Something like this was proposed by Satish Thatte a while back; he called it "implicit scaling". See S. Thatte. A type system for implicit scaling. Science of computer programming, 17:217--245, 1991. S. Thatte. Type inference and implicit scaling. In European Symposium on Programming. Springer Verlag LNCS 432, 1990. Unfortunately neither appear to be available online. - Andrew. > -----Original Message----- > From: Tim Sweeney [mailto:[EMAIL PROTECTED]] > Sent: Wednesday, August 23, 2000 7:37 AM > To: [EMAIL PROTECTED] > Subject: Higher-order function application > > > In Haskell, only a single notion of "function application" > exists, where a > function f::t->u is passed a parameter of type t, returning a > result of type > u. Example function calls are: > > 1+2 > sin 3.14 > map sin [1:2:3] > > However, a higher-order notion of function application seems > sensible in > many cases. For example, consider the following expressions, > which Haskell > rejects, despite an "obvious" programmer intent: > > cos+sin -- intent: \x->((cos x)+(sin x)) > cos(sin) -- intent: \x->cos(sin(x)) > (cos,sin)(1,2) -- intent: cos(1),sin(2) > (+)(1,2) -- intent: (+)(1)(2) > cos [1:2:3] -- intent: map cos [1:2:3] > > From this intuition, let's postulate that it's possible for a > compiler to > automatically accept such expressions by translating them to the more > verbose "intent" listed above, using rules such as: > > 1. Operator calls like (+) over functions translate to lambda > abstractions > as in the "cos+sin" example. > > 2. A pair of functions f::t->u, g::v->w acts as a single > function from pairs > to pairs, (f,g)::(t,u)->(v,w). > > 3. Translating function calling into function composition, > like "cos(sin)". > > 4. Automatic currying when a pair is passed to a curried function. > > 5. Automatic uncurrying when a function expecting a parameter > of type (t,u) > is passed a single value of type t. > > 6. Applying a function f:t->u to a list x::[t] translates to > "map f x". > > I wonder, are these rules self-consistent? Are they > unambiguous in all > cases? Are there other rules we can safely add? > > It also seems that every statement above is simply a new > axiom at the type > checker's disposal. For example, to describe the general notion of > "cos+sin" meaning "\x->(cos(x)+sin(x))", we say: > > for all types t,u,v, > for all functions f,g :: t->u, > for all functions h ::u->u->v, > h (f,g) = \x->h(f(x),g(x)). > > Is this "higher order function application" a useful notion, > and does any > research exist on the topic? > > -Tim > >

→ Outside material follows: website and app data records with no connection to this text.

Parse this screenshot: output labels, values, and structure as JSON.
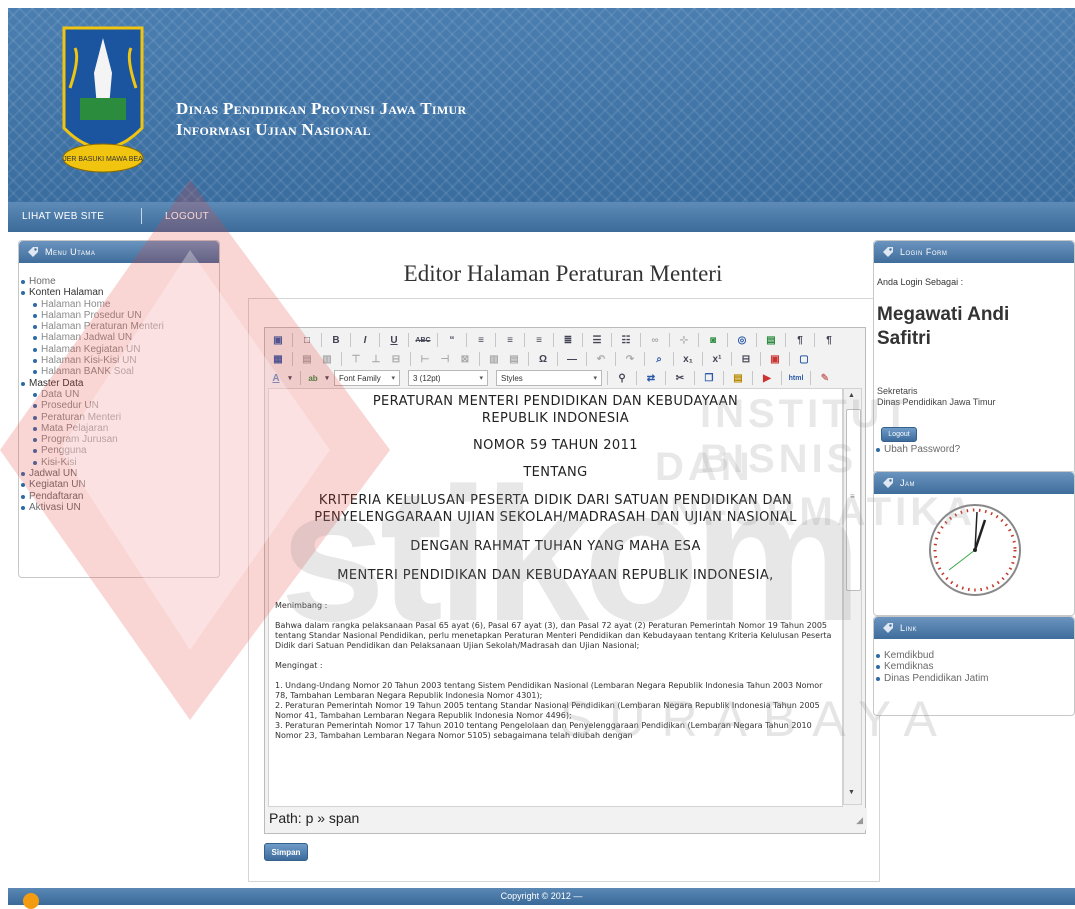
{
  "header": {
    "title_line1": "Dinas Pendidikan Provinsi Jawa Timur",
    "title_line2": "Informasi Ujian Nasional",
    "logo_motto": "JER BASUKI MAWA BEA"
  },
  "topnav": {
    "items": [
      "Lihat Web Site",
      "Logout"
    ]
  },
  "left_menu": {
    "title": "Menu Utama",
    "items": [
      {
        "label": "Home",
        "level": 0
      },
      {
        "label": "Konten Halaman",
        "level": 0
      },
      {
        "label": "Halaman Home",
        "level": 1
      },
      {
        "label": "Halaman Prosedur UN",
        "level": 1
      },
      {
        "label": "Halaman Peraturan Menteri",
        "level": 1
      },
      {
        "label": "Halaman Jadwal UN",
        "level": 1
      },
      {
        "label": "Halaman Kegiatan UN",
        "level": 1
      },
      {
        "label": "Halaman Kisi-Kisi UN",
        "level": 1
      },
      {
        "label": "Halaman BANK Soal",
        "level": 1
      },
      {
        "label": "Master Data",
        "level": 0
      },
      {
        "label": "Data UN",
        "level": 1
      },
      {
        "label": "Prosedur UN",
        "level": 1
      },
      {
        "label": "Peraturan Menteri",
        "level": 1
      },
      {
        "label": "Mata Pelajaran",
        "level": 1
      },
      {
        "label": "Program Jurusan",
        "level": 1
      },
      {
        "label": "Pengguna",
        "level": 1
      },
      {
        "label": "Kisi-Kisi",
        "level": 1
      },
      {
        "label": "Jadwal UN",
        "level": 0
      },
      {
        "label": "Kegiatan UN",
        "level": 0
      },
      {
        "label": "Pendaftaran",
        "level": 0
      },
      {
        "label": "Aktivasi UN",
        "level": 0
      }
    ]
  },
  "main": {
    "page_title": "Editor Halaman Peraturan Menteri",
    "toolbar": {
      "font_family": "Font Family",
      "font_size": "3 (12pt)",
      "styles": "Styles"
    },
    "document": {
      "headings": [
        "PERATURAN MENTERI PENDIDIKAN DAN KEBUDAYAAN",
        "REPUBLIK INDONESIA",
        "NOMOR 59 TAHUN 2011",
        "TENTANG",
        "KRITERIA KELULUSAN PESERTA DIDIK DARI SATUAN PENDIDIKAN DAN PENYELENGGARAAN UJIAN SEKOLAH/MADRASAH DAN UJIAN NASIONAL",
        "DENGAN RAHMAT TUHAN YANG MAHA ESA",
        "MENTERI PENDIDIKAN DAN KEBUDAYAAN REPUBLIK INDONESIA,"
      ],
      "menimbang_label": "Menimbang   :",
      "menimbang_text": "Bahwa dalam rangka pelaksanaan Pasal 65 ayat (6), Pasal 67 ayat (3), dan Pasal 72 ayat (2) Peraturan Pemerintah Nomor 19 Tahun 2005 tentang Standar Nasional Pendidikan, perlu menetapkan Peraturan Menteri Pendidikan dan Kebudayaan tentang Kriteria Kelulusan Peserta Didik dari Satuan Pendidikan dan Pelaksanaan Ujian Sekolah/Madrasah dan Ujian Nasional;",
      "mengingat_label": "Mengingat   :",
      "mengingat_items": [
        "1. Undang-Undang Nomor 20 Tahun 2003 tentang Sistem Pendidikan Nasional (Lembaran Negara Republik Indonesia Tahun 2003 Nomor 78, Tambahan Lembaran Negara Republik Indonesia Nomor 4301);",
        "2. Peraturan Pemerintah Nomor 19 Tahun 2005 tentang Standar Nasional Pendidikan (Lembaran Negara Republik Indonesia Tahun 2005  Nomor 41, Tambahan Lembaran Negara Republik Indonesia Nomor 4496);",
        "3. Peraturan Pemerintah Nomor 17 Tahun 2010 tentang Pengelolaan dan Penyelenggaraan Pendidikan (Lembaran Negara Tahun 2010 Nomor 23, Tambahan Lembaran Negara Nomor 5105) sebagaimana telah diubah dengan"
      ]
    },
    "path": "Path: p » span",
    "save_label": "Simpan"
  },
  "login": {
    "title": "Login Form",
    "prompt": "Anda Login Sebagai :",
    "user_name": "Megawati Andi Safitri",
    "role": "Sekretaris",
    "org": "Dinas Pendidikan Jawa Timur",
    "logout_label": "Logout",
    "change_password": "Ubah Password?"
  },
  "clock": {
    "title": "Jam"
  },
  "links": {
    "title": "Link",
    "items": [
      "Kemdikbud",
      "Kemdiknas",
      "Dinas Pendidikan Jatim"
    ]
  },
  "footer": {
    "copyright": "Copyright © 2012 —"
  },
  "watermark": {
    "line1": "INSTITUT BISNIS",
    "line2": "DAN INFORMATIKA",
    "brand": "stikom",
    "city": "SURABAYA"
  },
  "colors": {
    "header_blue": "#3a6d9f",
    "accent": "#2f6aa6",
    "watermark_red": "#e33e3a"
  }
}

- Higher-order function application Tim Sweeney
- Re: Higher-order function application Adrian Hey
- Re: Higher-order function application George Russell
- Re: Higher-order function application Ch. A. Herrmann
- Re: Higher-order function application Andreas Rossberg
- Re: Higher-order function application D. Tweed

- Re: Higher-order function application Andrew Kennedy
- Re: Higher-order function application Bjorn Lisper
- Re: Higher-order function application Ralf Muschall
- Re: Higher-order function application William Lee Irwin III